(Data items)
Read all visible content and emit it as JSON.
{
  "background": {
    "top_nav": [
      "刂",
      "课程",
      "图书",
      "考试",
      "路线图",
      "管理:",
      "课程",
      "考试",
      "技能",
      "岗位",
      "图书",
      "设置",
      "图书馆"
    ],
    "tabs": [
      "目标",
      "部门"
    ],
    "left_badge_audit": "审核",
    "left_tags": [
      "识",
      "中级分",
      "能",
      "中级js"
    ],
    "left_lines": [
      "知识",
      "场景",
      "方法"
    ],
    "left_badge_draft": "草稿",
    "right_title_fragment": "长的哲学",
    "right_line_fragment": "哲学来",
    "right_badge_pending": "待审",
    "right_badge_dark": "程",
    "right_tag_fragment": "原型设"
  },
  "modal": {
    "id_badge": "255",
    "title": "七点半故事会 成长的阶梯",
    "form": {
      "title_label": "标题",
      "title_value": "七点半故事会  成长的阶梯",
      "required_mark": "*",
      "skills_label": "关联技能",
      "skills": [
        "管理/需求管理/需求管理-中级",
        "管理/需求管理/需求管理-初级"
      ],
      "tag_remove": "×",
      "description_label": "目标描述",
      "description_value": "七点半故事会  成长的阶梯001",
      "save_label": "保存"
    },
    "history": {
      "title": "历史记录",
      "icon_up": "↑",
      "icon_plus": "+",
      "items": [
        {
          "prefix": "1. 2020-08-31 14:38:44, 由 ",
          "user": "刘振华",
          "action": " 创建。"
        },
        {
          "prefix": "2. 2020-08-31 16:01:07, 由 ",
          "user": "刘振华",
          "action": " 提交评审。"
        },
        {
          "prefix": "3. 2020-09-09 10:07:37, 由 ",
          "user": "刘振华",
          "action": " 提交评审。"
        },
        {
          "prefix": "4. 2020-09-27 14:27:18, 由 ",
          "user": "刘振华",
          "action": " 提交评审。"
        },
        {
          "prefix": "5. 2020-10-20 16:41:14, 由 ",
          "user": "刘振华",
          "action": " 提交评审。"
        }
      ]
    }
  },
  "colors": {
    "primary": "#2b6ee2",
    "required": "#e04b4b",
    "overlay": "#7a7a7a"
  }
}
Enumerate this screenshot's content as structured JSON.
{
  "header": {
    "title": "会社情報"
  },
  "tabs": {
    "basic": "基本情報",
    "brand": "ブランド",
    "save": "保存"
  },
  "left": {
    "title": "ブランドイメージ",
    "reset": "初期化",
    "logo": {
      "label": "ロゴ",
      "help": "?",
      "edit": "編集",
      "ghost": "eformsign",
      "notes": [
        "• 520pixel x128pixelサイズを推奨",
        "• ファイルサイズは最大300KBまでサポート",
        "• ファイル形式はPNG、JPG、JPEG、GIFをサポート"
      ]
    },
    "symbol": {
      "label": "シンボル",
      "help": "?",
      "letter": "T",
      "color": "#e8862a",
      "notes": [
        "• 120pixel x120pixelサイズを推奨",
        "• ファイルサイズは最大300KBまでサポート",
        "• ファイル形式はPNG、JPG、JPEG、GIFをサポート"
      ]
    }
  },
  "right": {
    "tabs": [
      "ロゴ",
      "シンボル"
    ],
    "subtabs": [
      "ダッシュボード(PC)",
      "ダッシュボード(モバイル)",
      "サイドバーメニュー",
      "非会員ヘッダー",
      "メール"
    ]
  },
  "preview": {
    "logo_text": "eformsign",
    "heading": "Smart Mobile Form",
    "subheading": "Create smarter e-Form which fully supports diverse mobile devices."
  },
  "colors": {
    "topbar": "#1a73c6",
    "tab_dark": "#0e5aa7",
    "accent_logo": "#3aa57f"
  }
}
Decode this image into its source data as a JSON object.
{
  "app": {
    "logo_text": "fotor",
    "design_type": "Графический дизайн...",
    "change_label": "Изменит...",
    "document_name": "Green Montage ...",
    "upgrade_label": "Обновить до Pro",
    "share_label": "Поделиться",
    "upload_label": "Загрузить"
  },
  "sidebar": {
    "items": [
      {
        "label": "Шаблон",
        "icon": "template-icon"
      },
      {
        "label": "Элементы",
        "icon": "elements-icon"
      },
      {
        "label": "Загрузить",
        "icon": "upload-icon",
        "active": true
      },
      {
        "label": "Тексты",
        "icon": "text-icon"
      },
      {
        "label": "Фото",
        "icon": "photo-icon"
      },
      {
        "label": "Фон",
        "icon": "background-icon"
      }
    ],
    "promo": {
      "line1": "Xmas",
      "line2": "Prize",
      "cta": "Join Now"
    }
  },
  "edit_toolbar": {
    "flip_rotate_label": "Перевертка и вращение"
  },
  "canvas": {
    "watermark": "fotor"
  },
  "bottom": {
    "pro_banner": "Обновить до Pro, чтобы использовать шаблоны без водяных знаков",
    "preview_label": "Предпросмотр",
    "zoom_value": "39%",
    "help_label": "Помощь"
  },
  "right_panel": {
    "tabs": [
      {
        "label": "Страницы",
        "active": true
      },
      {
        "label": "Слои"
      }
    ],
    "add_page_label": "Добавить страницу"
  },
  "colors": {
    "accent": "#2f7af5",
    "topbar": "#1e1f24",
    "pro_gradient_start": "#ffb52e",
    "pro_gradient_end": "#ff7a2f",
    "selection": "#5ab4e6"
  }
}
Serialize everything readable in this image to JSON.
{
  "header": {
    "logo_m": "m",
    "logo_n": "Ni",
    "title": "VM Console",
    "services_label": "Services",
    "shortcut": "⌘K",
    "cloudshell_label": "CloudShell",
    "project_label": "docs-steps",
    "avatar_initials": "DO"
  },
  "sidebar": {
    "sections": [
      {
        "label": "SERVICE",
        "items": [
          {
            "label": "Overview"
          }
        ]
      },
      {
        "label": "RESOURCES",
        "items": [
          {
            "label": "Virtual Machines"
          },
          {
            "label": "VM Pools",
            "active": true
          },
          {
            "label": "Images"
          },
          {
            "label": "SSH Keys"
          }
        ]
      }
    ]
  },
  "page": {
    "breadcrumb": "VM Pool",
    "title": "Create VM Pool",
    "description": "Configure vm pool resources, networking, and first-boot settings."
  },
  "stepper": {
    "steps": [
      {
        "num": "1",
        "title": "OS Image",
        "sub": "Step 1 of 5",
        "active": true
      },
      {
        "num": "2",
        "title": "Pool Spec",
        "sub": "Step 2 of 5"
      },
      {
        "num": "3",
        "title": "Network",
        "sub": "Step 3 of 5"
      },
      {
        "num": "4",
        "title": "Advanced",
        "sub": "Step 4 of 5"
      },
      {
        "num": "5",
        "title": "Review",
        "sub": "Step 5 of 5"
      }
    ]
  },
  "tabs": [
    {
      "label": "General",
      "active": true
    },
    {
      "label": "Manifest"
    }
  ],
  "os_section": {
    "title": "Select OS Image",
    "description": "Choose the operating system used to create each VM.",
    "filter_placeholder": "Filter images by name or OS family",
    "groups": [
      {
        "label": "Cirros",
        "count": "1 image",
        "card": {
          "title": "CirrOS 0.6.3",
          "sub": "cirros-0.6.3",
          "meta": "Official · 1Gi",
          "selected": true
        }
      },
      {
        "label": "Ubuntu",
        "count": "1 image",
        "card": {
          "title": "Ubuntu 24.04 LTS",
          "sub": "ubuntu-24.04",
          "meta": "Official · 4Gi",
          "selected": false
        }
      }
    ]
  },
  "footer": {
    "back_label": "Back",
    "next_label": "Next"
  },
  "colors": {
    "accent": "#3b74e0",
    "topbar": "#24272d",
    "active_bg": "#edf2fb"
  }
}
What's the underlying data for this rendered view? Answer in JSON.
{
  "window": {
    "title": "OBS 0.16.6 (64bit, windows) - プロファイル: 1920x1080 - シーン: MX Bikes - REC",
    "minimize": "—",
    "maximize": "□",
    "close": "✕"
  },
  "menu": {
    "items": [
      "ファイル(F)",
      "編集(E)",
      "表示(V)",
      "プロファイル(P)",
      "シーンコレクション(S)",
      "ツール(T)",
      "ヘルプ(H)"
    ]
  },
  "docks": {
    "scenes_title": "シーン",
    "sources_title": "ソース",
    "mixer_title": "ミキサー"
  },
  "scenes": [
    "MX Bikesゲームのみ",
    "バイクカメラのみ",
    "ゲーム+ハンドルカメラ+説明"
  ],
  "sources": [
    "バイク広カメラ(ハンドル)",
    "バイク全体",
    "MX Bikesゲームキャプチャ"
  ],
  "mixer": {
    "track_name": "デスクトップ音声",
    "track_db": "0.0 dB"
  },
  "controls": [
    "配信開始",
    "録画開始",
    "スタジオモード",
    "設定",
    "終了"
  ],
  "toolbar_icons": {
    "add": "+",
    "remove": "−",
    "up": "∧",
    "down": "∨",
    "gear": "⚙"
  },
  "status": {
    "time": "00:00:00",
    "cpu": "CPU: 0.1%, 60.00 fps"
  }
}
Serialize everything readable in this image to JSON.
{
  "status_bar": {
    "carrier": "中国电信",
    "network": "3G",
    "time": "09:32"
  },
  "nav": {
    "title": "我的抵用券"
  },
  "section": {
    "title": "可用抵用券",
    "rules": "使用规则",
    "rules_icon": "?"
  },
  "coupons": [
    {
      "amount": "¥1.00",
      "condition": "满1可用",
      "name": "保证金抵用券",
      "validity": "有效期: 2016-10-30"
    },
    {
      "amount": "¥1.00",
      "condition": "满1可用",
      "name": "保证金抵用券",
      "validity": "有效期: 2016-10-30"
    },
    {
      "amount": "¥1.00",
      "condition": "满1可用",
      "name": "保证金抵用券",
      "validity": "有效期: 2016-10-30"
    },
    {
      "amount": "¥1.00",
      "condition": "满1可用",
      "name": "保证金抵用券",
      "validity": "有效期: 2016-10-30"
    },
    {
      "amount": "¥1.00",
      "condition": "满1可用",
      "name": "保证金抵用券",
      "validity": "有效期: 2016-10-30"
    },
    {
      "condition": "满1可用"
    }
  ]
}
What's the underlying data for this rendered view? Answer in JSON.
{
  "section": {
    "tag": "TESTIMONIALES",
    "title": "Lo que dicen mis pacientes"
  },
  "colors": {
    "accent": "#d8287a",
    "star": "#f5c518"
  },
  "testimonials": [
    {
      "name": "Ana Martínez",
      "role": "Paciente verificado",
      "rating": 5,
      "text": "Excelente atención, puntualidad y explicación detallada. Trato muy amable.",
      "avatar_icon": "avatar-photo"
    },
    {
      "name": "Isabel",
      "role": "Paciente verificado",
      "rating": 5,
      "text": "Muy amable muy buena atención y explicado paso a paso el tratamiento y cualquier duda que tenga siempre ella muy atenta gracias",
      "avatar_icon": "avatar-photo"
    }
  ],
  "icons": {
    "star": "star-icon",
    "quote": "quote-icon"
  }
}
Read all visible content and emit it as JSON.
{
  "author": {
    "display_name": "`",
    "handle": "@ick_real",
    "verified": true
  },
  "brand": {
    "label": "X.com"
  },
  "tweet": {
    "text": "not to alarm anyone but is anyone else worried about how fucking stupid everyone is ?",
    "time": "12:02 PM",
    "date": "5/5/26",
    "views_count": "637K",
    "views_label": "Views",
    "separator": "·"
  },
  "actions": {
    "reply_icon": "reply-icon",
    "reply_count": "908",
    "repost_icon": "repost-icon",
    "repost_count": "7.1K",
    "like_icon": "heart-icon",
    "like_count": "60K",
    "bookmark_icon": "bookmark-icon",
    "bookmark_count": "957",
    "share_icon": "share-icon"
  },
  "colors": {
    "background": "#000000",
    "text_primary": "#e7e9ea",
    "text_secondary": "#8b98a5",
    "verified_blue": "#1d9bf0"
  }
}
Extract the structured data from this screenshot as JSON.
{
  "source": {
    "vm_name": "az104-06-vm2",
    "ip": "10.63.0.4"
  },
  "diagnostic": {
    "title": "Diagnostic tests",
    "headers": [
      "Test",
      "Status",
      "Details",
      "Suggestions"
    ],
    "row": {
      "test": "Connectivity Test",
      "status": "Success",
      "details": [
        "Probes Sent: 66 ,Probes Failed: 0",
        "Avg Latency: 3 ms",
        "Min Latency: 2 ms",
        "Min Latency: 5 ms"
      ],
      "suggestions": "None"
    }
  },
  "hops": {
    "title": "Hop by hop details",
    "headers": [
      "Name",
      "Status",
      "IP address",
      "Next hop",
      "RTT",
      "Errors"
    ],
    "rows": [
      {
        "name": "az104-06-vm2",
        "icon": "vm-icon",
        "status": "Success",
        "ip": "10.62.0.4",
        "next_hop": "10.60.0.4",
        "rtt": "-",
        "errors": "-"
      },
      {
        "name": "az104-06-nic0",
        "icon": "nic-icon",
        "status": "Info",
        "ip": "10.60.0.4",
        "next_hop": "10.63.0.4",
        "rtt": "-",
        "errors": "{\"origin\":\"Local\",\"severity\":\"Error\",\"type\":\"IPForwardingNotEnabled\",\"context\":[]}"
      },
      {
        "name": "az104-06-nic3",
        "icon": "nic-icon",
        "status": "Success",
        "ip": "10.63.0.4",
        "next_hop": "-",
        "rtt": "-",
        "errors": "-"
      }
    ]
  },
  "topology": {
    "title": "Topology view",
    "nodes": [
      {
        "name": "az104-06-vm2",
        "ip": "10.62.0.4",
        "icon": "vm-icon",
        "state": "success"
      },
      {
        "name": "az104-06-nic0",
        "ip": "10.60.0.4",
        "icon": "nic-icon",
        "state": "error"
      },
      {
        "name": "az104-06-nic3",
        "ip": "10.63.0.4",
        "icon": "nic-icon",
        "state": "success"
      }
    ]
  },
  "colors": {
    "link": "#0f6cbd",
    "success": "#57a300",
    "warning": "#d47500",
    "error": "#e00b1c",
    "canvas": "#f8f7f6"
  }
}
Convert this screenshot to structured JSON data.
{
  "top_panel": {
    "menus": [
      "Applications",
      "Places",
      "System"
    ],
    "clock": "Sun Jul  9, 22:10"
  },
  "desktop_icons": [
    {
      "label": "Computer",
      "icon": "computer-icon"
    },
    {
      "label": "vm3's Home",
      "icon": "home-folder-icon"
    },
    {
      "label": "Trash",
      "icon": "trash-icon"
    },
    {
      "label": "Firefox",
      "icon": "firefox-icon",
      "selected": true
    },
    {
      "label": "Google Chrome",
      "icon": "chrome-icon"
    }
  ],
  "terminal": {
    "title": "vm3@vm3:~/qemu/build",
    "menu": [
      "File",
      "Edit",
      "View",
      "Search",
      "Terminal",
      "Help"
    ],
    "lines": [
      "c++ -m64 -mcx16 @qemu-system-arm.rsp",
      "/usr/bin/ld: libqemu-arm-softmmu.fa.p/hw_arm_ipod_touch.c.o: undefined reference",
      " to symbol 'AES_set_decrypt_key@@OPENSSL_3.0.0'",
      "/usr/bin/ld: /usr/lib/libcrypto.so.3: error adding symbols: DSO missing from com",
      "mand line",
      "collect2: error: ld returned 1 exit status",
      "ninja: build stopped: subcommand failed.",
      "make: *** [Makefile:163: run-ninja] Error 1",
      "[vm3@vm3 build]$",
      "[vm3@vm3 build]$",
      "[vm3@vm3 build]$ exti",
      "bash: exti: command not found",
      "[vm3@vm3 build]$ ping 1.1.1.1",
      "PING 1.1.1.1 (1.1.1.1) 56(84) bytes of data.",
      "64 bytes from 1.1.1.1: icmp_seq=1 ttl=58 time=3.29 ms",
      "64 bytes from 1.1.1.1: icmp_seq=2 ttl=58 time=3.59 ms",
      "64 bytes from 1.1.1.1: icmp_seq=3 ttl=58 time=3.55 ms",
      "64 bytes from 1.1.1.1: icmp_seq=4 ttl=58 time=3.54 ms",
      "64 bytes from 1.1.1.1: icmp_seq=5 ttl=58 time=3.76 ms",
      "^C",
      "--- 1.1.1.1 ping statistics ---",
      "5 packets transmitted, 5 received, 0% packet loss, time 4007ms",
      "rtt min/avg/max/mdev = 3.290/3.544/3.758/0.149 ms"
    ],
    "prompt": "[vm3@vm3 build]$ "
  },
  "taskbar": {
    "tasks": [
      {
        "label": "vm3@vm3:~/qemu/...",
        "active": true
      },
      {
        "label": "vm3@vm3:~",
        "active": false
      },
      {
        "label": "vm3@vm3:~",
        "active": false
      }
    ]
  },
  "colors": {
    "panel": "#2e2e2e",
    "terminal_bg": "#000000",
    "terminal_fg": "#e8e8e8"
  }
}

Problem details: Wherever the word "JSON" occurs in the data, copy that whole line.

Response box:
Read all visible content and emit it as JSON.
Enumerate this screenshot's content as structured JSON.
Decode this image into its source data as a JSON object.
Serialize everything readable in this image to JSON.
What's the underlying data for this rendered view? Answer in JSON.
Serialize everything readable in this image to JSON.
What's the underlying data for this rendered view? Answer in JSON.
Read all visible content and emit it as JSON.
Extract the structured data from this screenshot as JSON.
Convert this screenshot to structured JSON data.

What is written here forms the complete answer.